All my dad could say was “Oh, a Paki.” I replied, “He’s not. He’s East Indian. And that word you just used is really racist. You shouldn’t be saying it.”
Then, with a laugh, he asked, “Does that mean he has a push start or a pull start?” I had heard these types of comments before. “If your ‘push start’ refers to the red marks put on your forehead, then no,” I said. “That’s only for Hindu women. And if your ‘pull start’ dig refers to turbans, those are mainly worn by Sikhs in India. Mark is not a Sikh.”
I knew I couldn’t argue with him or get him to acknowledge his own racism. My dad always bought into his own perceptions, and that wasn’t going to change. I just got up and walked away, tears welling in my eyes. I think my hurt amused him. He enjoyed pushing people once he knew what would make them upset.
Keeping my travels sacred
Eventually, I stopped talking to my dad at all about my friends of various ethnicities. I no longer shared details about my travels, venturing to more than 70 countries at last count. I don’t give him a chance to belittle my experiences.
I’ve been travelling around the world for more than two decades, and I’ve spent a lot of time going across Canada, too. I love that this country is home to so many different cultures. I love that we still welcome refugees and immigrants into our mix with open arms while others talk of building walls between countries.
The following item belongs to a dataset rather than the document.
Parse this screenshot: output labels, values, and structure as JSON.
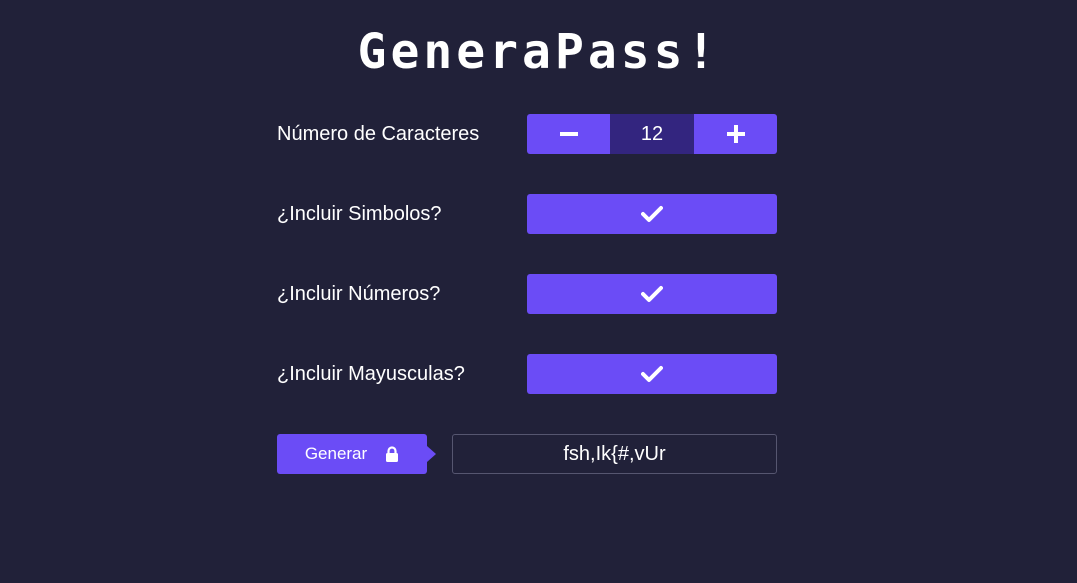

I’m a proud Canadian, and travelling strengthens that pride on a regular basis.
I have no desire to live anywhere else, yet I still have the desire to keep exploring with the same sense of wonder and curiosity about people and cultures that began as a child – one who was keen to learn and understand, not to hate and isolate.
It’s the gift that comes with freeing myself from being raised by a racist.